The influence of meteorological conditions and the physical, chemical, and mineralogical properties of fine-grained dredged material on the formation of crusts resulting from evaporative drying in confinement areas was evaluated. After decantation, the moisture content of the surface layer is equivalent to about 2.5 times the liquid limit. Evaporation of moisture during the first stage of drying is nearly the same as that from an open pan until the moisture content decreases to about 1.8 times the liquid limit. After this, drying proceeds at a rate dependent on the transport of moisture to the surface. As the material desiccates, surface cracks open. The volume shrinkage is equivalent to the volume of water evaporated as the crusts forms, and evidence is given that the volume change is irreversible. Rainfall is shed from the crust and drains into the cracks, from which it can run off if channels are provided to the outflow weir. Management practices, including stirring and the removal of a thin layer of crust, produced only small increases in evaporative rate for a few days. Systems were developed to dig drainage trenches in the confinements and to remove the consolidated crust. A small dredge appears to offer the most promise for cutting deep or wide surface drainage ditches.
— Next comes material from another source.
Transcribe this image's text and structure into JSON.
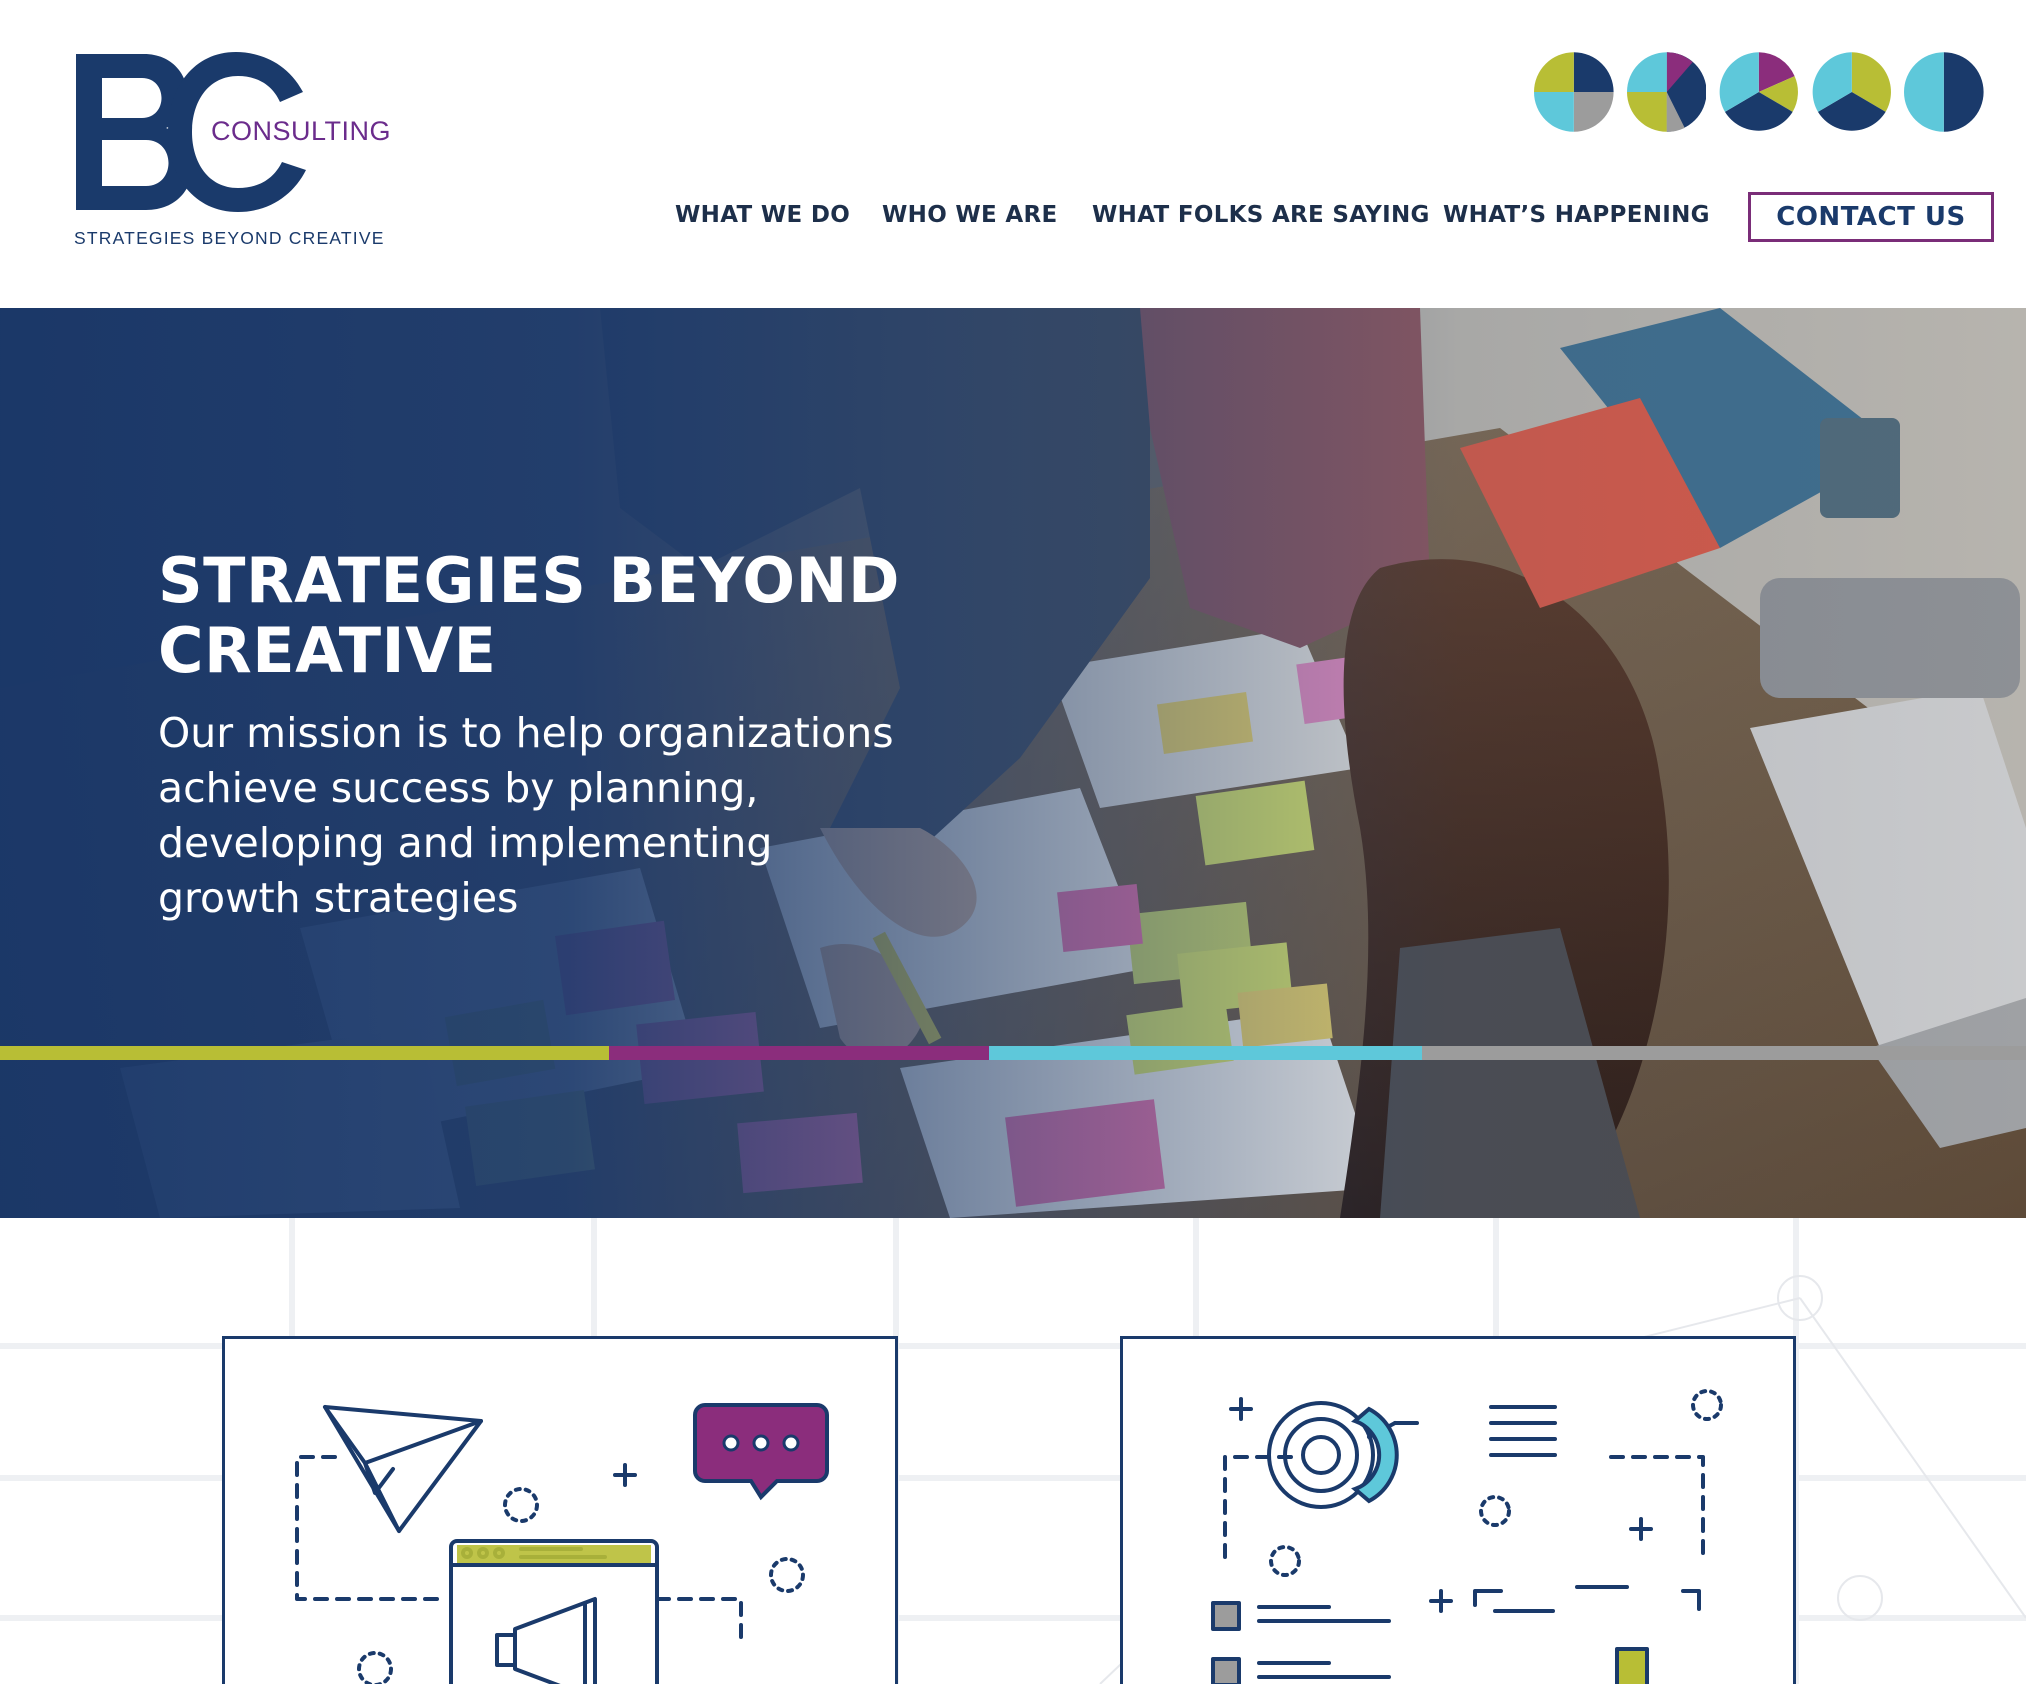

232 pgs.


dredging, dewatering, containment areas, crust management